RightsCopyright © is held by the author. Digital access to this material is made possible by the University Libraries, University of Arizona. Further transmission, reproduction, presentation (such as public display or performance) of protected items is prohibited except with permission of the author.

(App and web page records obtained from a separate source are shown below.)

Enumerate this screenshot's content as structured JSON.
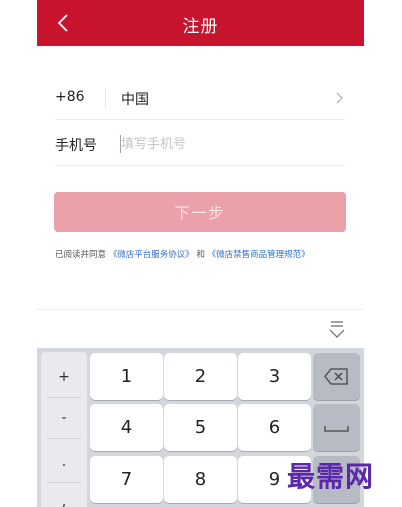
{
  "header": {
    "title": "注册",
    "back_icon": "chevron-left-icon"
  },
  "form": {
    "country_code": "+86",
    "country_name": "中国",
    "phone_label": "手机号",
    "phone_placeholder": "填写手机号",
    "phone_value": ""
  },
  "next_button": {
    "label": "下一步"
  },
  "agreement": {
    "prefix": "已阅读并同意",
    "link1": "《微店平台服务协议》",
    "conj": "和",
    "link2": "《微店禁售商品管理规范》"
  },
  "keyboard": {
    "symbols": [
      "+",
      "-",
      ".",
      ","
    ],
    "rows": [
      [
        "1",
        "2",
        "3"
      ],
      [
        "4",
        "5",
        "6"
      ],
      [
        "7",
        "8",
        "9"
      ]
    ]
  },
  "watermark": "最需网",
  "colors": {
    "brand_red": "#c8142c",
    "button_disabled": "#eba1a9",
    "link_blue": "#2f6fca"
  }
}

AbstractPersons diagnosed with dementia or with an intellectual disability and their care partners frequently are marginalized by society (Innes, Archibald, & Murphy, 2004). In the United States, the dementia community is growing because of an aging population and increasing numbers of persons with brain injuries (Hurd & Langa, 2013; Plassman et al., 2011). This qualitative case study investigated inclusive museum programming for persons with dementia (PWDs) and their care partners. It focused on participants from Tucson Museum of Art’s (TMA) Memories in the Making program (MIM) and examined: (1) museum and art education strategies, (2) the use of other disciplinary theories, and (3) how universal design influences the intellectually disabled museum visitor. Using a constructionist lens and single case study methodology, the investigation examined: 11 interviews from museum professionals, docents, artist/educators, and care partners; art pieces produced by the participants; and programming materials. The theoretical frameworks of Kübler-Ross (1974, 1969), Boss (2016, 2007, & 1999), and Schlossberg (1981) were used to analyze issues of grief, loss, and human development. The study findings affirmed that: (1) museum dementia programs strengthened the relationship between PWDs and the care partners, (2) shared experiences had a positive effect on both, (3) there is a need for effective educational strategies for visitors with intellectual disabilities, (4) environments of creativity and self-expression are needed, even when impediments exist. Results suggest that further investigations are warranted into how to strengthen, expand, and sustain museum and art educational programming for those members of the intellectual disability communities. Keywords: dementia, intellectual disabilities, care partners, museum educational programming, museum inclusion
Degree ProgramGraduate College
Art History & Education